Vittar welcomes me with a hug. She is friendly and engaging—laughing easily and often. She is one week into the tour in support of her second LP and wants to talk about the positives.
“I feel great!” she says as we begin our conversation. “I feel full of energy. We have a whole new show, new album. It’s like I’m giving birth. I’m euphoric!”
Vittar has every right to be euphoric—her career is taking off, and many of her Brazilian peers are creating exciting work. She is among the leaders of a group of ascendant Brazilian queer and trans artists that includes: Gloria Groove, Linn da Quebrada, As Bahias e a Cozinha Mineira, Aretuza Lovi, Liniker e os Caramelows, Johnny Hooker, Filipe Catto, and Rico Dalasam. She is proud to consider many of these artists her friends and sees their collective success as a testament to the importance of their stories and identities. “We are a voice, we are a flag,” she tells me.

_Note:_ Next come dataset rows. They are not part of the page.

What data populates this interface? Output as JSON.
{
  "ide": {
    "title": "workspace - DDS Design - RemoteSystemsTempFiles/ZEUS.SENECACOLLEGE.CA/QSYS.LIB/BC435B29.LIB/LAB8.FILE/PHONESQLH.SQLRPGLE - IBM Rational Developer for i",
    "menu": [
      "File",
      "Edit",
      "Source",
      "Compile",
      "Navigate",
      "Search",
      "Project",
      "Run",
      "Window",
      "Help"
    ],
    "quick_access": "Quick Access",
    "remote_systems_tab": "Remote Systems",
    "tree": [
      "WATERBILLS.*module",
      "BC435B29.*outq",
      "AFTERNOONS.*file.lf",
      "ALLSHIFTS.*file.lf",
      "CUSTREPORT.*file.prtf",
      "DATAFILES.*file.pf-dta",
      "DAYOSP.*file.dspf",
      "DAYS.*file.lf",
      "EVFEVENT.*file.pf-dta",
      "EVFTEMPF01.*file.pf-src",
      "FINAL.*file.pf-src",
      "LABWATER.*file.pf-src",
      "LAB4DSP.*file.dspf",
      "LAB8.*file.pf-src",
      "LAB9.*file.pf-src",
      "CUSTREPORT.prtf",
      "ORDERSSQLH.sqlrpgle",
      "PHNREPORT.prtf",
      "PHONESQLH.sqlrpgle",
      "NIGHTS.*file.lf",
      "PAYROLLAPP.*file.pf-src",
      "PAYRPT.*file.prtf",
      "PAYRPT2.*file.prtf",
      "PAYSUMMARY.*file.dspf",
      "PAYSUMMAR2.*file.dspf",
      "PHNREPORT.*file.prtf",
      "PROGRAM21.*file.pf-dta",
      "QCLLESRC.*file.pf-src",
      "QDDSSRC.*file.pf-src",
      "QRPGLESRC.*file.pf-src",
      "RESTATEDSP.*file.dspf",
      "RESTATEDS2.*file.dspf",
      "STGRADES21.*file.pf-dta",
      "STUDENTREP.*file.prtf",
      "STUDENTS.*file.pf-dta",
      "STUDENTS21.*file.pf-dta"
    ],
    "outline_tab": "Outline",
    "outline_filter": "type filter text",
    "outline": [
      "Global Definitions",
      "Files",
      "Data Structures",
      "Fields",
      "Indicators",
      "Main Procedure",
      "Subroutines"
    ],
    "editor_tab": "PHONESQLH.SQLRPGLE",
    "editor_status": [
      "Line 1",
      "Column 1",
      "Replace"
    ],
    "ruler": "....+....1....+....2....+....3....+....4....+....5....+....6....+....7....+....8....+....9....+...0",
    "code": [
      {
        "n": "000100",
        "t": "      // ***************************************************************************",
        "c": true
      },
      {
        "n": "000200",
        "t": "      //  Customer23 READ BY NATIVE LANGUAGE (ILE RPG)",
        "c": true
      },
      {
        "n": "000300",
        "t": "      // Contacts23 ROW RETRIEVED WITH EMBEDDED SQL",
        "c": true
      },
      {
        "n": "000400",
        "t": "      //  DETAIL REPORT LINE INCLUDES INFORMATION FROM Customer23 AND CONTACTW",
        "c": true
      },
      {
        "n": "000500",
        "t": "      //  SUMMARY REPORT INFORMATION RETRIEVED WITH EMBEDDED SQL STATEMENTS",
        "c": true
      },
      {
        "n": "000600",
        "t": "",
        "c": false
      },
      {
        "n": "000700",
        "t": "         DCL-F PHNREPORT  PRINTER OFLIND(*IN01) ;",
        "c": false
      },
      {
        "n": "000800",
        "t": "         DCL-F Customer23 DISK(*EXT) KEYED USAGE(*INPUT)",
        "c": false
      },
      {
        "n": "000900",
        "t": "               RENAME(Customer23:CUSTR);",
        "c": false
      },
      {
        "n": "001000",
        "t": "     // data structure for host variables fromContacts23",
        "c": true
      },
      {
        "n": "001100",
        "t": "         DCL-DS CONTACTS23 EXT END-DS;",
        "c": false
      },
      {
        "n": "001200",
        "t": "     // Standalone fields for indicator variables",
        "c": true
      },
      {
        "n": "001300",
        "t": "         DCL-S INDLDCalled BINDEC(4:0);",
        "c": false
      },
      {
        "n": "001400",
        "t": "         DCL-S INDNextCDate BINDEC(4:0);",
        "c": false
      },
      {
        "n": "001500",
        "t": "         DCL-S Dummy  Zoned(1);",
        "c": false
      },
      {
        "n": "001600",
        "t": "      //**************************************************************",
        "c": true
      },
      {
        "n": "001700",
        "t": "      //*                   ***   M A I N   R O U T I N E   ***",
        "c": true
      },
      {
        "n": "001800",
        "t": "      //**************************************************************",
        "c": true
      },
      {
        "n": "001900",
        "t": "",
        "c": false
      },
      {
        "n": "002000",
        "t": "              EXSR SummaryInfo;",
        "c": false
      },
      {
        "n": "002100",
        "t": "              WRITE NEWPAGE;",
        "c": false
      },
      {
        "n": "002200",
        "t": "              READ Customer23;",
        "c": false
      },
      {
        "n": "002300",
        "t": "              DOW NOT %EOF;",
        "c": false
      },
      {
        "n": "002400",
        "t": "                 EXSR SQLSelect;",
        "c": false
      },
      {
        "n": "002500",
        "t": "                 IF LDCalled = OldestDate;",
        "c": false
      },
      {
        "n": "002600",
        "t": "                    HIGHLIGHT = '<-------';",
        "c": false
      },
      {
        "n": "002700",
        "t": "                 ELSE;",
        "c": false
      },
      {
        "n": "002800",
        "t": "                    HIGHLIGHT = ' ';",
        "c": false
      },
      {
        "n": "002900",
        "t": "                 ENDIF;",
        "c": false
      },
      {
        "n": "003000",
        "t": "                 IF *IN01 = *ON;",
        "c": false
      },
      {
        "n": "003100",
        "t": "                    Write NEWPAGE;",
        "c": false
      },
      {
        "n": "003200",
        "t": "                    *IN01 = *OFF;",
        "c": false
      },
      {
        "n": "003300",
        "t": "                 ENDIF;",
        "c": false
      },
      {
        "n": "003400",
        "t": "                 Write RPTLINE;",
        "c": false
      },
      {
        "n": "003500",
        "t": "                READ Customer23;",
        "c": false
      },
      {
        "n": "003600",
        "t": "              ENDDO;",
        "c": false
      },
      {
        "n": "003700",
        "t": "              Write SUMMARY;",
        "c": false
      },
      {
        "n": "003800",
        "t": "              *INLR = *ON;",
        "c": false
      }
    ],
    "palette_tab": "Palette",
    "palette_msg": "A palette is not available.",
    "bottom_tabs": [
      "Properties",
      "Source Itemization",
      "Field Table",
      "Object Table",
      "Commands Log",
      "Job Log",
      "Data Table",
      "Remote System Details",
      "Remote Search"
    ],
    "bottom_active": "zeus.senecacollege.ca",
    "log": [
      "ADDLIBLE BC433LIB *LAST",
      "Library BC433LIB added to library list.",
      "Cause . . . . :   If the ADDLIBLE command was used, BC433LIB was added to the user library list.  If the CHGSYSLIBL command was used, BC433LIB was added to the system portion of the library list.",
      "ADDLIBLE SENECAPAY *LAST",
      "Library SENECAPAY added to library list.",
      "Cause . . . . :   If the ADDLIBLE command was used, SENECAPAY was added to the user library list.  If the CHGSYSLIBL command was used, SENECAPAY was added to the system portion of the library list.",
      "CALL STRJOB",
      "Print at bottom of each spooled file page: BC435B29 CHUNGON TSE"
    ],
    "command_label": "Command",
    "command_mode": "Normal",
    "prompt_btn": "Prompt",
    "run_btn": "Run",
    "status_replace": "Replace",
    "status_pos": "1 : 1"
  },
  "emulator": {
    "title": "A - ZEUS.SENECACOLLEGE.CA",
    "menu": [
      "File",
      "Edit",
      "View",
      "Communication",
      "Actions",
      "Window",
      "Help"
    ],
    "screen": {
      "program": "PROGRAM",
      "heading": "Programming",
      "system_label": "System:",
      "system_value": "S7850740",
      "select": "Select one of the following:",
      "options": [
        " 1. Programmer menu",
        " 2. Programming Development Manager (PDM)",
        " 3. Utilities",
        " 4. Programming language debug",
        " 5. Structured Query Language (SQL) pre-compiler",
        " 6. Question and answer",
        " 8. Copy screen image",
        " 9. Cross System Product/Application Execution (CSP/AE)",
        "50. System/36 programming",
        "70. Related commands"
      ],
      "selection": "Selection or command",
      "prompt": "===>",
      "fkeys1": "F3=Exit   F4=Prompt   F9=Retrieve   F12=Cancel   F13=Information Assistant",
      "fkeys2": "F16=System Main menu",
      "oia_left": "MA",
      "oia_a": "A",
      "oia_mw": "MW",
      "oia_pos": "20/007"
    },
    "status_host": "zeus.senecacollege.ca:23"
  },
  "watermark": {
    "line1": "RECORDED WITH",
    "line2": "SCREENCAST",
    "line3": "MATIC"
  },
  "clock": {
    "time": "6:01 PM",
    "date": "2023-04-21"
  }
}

A Global Superstar in the Making
When I ask Vittar if she ever worried about limiting her career by delivering her three-octave range in women’s clothes, she laughs kindly and simply says: “Society is never ready for anything. I always embrace the ‘yes’ that I’m given.” In drag, she found a way to express her true self. “Pabllo Vittar is an extension of my personality,” she says. “Pabllo is where I can let it all out.”
Vittar began her career performing at Uberlândia’s Clube Belgrano, encouraged by its owners (current managers Leocádio Rezende and Yan Hayashi). Accompanied by drag queen friends, she eventually released a candy-colored video for her Portuguese cover of Major Lazer’s “Lean On,” retitled “Open Bar.” In the breakout clip, her spark is evident, and it was enough to merit a retweet from Diplo, who identified in the young queen the kind of regional star power he is wont to repackage and sell to the global mainstream. Following the success of “Open Bar,” Diplo tapped her impressive pipes for the track “Sua Cara” with Brazilian pop icon Anitta. In the video for that track, Vittar’s sense of empowered sexuality, for which she’s now well known, is on full display.
So began the reign of Pabllo Vittar, who released her studio debut, Vai Passar Mal, in January 2017, and followed that up by kissing Diplo in the video for their smash collaboration “Então Vai.” These hits, coupled with Vittar’s appearances on the television series Amor e Sexo, made her a household name in Brazil. But unlike most of her country’s superstars, news of her fame has begun to spread beyond Brazil’s famously insular musical galaxy. Vittar told me in our interview that she considers her international career as “important, but not fundamental.” But her feature on the 2017 Charli XCX track “I Got It,” the “Caliente” duet with Argentine pop princess Lali, and rumors of international gigs (up until now, she’s only ventured outside Brazil to play very rare shows in Argentina and Portugal) could indicate her team’s ambitions to bring her to the ears of international fans.
In the era of Spanish-language crossover hits like Luis Fonsi’s “Despacito” and J Balvin’s “Mi Gente,” that goal seems slightly more realistic than it may have been in decades past. The fact that most of the English-speaking world can’t understand Vittar’s Portuguese may not matter as much when listeners are faced with her world-class charisma and soaring vocal athletics. And in fact, the global pop scene’s embrace of Vittar may have already begun: last year, she was nominated for a Latin Grammy in the category of Best Urban/Fusion Performance for “Sua Cara.” Vittar is the first drag queen ever to be nominated.
Loyal to Brazil
Despite signs that her international career is about to take off, Vittar’s primary focus is still on her home country of Brazil. She’s already looking forward to Carnival, slated to begin in early March, and is ultimately optimistic about the years ahead.
“It’s an unknown future,” Vittar admits when I ask what she sees for Brazil in the years to come. “But I tend to be positive. I’ve always believed that things will head to a better place, a place of equality, more tolerance, more respect. Even if all we can see is darkness up ahead, I believe that at the end of the dark era, everything will work out just fine and we’ll be okay.”
Photocredit: Breno Galtier/Filterless